Description of the task: Each line of the listing below that includes "这个网页支持实时合作编辑" must be copied.

Data provided:
——

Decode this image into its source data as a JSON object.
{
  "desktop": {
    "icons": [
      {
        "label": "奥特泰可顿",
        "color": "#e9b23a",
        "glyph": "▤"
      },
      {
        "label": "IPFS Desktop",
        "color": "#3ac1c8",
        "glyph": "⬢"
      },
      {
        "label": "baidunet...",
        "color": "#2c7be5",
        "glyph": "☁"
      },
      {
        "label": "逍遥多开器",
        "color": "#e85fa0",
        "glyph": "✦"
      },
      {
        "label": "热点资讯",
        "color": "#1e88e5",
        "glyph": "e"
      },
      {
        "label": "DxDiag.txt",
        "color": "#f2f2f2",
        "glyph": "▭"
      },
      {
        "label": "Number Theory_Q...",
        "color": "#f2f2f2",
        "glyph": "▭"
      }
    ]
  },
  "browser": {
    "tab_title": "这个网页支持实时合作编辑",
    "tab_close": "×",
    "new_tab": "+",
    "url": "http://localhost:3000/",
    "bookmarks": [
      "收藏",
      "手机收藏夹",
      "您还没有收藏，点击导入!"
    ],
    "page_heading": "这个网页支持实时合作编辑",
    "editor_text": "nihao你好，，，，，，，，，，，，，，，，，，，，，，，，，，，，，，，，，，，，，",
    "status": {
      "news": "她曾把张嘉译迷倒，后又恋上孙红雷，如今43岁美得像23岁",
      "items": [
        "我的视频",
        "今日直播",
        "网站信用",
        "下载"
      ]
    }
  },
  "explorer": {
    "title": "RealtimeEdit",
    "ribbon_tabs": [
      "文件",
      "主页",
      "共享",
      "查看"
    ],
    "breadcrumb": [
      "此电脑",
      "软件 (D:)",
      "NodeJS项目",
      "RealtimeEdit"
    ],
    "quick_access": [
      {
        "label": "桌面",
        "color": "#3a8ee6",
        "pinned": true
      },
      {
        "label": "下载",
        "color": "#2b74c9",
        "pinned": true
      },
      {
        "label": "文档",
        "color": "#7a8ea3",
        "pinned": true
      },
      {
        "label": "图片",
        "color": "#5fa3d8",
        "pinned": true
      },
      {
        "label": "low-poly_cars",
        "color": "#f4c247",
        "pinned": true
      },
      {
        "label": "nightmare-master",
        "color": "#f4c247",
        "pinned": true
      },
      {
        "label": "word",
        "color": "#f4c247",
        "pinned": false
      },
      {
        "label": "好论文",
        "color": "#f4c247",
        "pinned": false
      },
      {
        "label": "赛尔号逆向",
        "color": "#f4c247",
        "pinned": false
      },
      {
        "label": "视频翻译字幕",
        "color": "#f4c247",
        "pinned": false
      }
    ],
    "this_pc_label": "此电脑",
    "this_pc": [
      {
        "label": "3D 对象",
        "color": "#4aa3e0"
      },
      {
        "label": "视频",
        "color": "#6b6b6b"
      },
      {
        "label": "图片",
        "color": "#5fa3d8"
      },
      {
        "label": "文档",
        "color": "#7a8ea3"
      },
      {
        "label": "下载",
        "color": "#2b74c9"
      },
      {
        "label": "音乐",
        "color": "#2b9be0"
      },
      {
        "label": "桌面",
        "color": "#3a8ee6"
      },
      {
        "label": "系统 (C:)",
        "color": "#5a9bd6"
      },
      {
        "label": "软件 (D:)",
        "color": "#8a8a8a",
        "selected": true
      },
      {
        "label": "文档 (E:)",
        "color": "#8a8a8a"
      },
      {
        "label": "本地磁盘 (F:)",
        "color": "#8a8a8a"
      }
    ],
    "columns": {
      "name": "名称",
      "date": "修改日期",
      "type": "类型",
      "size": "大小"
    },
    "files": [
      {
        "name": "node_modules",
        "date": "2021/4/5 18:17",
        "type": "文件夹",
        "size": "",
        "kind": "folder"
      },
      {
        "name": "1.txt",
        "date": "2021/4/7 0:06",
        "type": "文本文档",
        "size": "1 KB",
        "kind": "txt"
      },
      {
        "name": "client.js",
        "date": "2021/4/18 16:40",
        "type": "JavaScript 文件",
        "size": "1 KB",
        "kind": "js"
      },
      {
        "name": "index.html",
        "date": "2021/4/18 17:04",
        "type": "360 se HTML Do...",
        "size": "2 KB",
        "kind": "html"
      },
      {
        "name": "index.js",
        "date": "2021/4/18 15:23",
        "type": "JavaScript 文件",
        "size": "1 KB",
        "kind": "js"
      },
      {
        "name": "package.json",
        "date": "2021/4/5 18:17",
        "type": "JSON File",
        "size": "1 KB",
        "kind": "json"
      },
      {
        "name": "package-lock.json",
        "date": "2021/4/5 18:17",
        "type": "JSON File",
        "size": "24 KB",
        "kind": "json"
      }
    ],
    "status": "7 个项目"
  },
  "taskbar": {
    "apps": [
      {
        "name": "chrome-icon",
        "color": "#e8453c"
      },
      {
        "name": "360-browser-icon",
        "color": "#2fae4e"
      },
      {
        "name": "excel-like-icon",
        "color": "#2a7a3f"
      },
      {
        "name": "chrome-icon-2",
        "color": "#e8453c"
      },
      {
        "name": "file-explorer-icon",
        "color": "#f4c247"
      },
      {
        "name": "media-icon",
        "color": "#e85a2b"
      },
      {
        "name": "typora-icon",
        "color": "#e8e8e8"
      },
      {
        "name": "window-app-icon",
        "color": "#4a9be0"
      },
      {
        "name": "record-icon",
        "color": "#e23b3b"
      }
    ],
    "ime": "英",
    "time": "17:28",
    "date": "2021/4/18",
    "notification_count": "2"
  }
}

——

Task result:
    "tab_title": "这个网页支持实时合作编辑",
    "page_heading": "这个网页支持实时合作编辑",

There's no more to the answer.